There is no king in the ELCA, and everyone does what is right in his own eyes.

This is deeply intertwined with Braaten's complaint, as may be seen in his reply to John Carlson. Although Dr. Braaten is clearly troubled by the direction the ELCA is headed with regard to the sexuality issues, this is not his chief complaint. He is primarily concerned with ecclesiology. Regardless of where you stand on the sexuality issue, this issue remains. If a majority vote makes the right decision, you still have to ask the question of whether or not majority vote was the right way to do things.

The modern American answer is, of course majority vote is the right way to do things. But is this the Christian answer? Christian teaching about human nature would seem to suggest that majority rule isn't necessarily a good idea. (This, incidentally, is a large part of the reason that America is structured as a representative democracy run through with checks and balances.)

This is a difficult problem for Lutherans because we have a deep-seated mistrust of giving power to a church hierarchy (is a consensus of bishops any more likely to be correct than a majority of lay people?). This also reflects a particularly modern, if not exclusively American, hubris.
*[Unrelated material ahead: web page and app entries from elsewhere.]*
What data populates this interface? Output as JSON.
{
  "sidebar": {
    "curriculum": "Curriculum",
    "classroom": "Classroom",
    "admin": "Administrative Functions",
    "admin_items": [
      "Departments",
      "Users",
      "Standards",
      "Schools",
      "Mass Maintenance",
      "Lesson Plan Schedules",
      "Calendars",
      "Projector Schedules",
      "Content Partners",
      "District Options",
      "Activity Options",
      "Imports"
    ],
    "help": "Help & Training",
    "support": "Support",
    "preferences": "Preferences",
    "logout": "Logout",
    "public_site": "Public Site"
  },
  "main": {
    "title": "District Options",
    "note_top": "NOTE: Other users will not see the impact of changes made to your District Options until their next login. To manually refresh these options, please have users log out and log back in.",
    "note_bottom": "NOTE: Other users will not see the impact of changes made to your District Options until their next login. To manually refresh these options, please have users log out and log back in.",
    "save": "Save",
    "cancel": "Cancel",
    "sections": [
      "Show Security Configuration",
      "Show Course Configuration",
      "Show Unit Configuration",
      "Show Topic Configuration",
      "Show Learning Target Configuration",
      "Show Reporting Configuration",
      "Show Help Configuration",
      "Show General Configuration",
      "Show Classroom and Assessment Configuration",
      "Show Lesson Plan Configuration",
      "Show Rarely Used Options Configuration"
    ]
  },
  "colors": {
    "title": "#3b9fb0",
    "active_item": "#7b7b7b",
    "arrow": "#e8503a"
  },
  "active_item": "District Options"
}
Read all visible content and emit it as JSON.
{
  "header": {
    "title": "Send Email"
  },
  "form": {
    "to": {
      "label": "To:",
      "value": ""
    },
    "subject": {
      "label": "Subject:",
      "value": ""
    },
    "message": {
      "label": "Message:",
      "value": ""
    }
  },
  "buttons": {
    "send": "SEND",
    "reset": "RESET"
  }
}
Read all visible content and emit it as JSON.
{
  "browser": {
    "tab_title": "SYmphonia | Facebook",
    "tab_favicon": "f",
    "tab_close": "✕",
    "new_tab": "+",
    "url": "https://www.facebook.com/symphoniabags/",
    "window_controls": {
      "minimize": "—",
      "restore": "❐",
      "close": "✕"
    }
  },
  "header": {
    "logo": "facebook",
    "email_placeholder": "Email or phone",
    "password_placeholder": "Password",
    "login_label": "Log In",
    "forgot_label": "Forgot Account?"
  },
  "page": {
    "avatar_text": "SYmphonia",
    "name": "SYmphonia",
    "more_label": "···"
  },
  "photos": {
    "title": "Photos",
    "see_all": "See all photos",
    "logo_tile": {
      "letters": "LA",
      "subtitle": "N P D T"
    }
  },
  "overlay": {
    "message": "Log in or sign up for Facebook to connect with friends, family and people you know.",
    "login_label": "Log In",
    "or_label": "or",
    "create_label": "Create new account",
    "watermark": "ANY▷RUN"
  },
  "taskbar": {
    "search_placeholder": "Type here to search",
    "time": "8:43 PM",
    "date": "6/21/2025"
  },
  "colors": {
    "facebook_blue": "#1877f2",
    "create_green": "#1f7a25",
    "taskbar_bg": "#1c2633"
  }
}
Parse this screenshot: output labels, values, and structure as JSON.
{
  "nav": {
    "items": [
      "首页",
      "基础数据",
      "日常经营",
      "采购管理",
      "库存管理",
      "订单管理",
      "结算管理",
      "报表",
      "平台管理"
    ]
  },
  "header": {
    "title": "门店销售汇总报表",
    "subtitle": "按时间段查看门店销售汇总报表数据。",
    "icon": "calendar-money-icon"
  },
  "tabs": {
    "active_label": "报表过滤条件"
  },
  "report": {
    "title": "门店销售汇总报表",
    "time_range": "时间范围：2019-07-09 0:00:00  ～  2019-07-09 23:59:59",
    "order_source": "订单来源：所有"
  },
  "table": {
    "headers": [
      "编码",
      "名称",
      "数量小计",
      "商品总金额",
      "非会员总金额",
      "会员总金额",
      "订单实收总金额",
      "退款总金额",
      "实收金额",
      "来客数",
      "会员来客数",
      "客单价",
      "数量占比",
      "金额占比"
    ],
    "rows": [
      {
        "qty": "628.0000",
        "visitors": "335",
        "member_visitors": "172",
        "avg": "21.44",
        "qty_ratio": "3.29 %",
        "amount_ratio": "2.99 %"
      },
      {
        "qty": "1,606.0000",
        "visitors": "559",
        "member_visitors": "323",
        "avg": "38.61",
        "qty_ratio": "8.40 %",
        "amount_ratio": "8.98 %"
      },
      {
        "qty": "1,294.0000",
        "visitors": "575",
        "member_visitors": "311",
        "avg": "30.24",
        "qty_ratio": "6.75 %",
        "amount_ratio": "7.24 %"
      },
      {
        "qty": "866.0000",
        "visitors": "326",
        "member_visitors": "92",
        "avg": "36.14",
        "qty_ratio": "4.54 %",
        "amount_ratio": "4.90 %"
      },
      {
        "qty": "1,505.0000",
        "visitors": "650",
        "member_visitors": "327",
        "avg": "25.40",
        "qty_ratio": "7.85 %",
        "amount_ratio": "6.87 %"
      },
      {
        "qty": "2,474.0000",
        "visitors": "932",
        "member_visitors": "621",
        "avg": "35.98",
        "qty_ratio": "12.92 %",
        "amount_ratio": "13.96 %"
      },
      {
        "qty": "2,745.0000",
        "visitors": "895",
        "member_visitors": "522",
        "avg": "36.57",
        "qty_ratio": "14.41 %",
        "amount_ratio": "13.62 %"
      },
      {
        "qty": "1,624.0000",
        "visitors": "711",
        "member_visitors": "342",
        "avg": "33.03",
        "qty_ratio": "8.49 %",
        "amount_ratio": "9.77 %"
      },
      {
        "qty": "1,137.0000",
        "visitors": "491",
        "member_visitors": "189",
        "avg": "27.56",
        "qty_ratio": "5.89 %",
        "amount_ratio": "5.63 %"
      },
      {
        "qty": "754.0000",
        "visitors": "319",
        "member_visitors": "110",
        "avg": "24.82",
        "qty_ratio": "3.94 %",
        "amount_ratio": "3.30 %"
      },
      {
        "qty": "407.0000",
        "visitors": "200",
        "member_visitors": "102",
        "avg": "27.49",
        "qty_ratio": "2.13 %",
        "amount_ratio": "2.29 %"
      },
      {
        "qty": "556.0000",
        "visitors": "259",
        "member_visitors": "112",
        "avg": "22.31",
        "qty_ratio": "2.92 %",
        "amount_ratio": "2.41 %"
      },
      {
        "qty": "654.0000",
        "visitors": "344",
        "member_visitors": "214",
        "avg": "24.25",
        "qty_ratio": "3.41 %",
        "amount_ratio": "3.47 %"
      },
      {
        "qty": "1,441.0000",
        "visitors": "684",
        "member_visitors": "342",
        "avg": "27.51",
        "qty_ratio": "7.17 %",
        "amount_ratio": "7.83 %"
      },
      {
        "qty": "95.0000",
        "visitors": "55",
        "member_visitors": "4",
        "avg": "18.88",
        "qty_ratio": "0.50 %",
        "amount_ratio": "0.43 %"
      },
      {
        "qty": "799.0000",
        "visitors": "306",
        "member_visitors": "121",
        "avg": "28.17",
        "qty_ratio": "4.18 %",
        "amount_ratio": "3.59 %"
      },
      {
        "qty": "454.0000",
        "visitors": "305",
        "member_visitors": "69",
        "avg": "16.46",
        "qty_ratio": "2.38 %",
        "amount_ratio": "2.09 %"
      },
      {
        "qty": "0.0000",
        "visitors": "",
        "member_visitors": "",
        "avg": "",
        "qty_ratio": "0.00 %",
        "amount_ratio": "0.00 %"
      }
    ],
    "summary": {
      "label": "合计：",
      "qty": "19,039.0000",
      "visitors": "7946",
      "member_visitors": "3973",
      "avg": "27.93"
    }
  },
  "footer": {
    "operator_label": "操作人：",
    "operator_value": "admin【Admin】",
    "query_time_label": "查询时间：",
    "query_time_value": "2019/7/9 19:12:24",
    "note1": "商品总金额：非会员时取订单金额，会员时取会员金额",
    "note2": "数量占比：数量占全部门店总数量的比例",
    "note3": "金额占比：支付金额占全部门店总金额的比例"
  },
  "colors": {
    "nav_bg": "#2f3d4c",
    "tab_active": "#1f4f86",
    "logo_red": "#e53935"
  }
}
What do those seminary-trained elitists know that I don't? "All the congregation are holy, every one of them, and the Lord is among them. So why do you exalt yourselves above the assembly of the Lord?" So says Korah (Numbers 16:3, look it up)!

I'm not ready to change my views on the sexuality issue, and frankly I'm not thrilled with the idea of letting a collection of bishops maintain the status quo. But I do think it's past time to consider whether our denomination is organized.


mindflame said...

Be careful, you could use the argument you are setting up to say that no action could be condemned as wrong. This would include social injustice, which you feel so passionately about. I agree that you should love your neighbor as yourself. But, I would hope that my church family would love me enough to not to lead me astray by indorsing my evil actions. If we are not to call some things evil and others good, then what are we teaching? In a way the correct interoperation of Bonhoeffer is unimportant. If Bonhoeffer conflicts with Romans 1 he is wrong. Certainly you consider the Pauline letters a more important work of theology than Bonhoeffer.

Andy said...

The difference is that I have a positive command to speak out against injustice. Speaking out against injustice is part of loving one's neighbor. Of course, you're right that if done well speaking a word of truth to keep a neighbor from sin is also, but (a) I don't think that applies to homosexuality, and (b) what efforts are made are not done well. This second would come under the heading of using the law as justification for one's action but not as a command to one's self.

Now my question to you is, is Romans 1 more important than Romans 2?

As for Bonhoeffer vs. Paul, it's a false dichotomy. Bonhoeffer is an interpreter of the Bible, just as I would be, so the real question is whether my personal theology is more important than Bonhoeffer's. But ultimately, you are right that I need not conform to Bonhoeffer's theology except to the extent that he has interpreted the Bible correctly.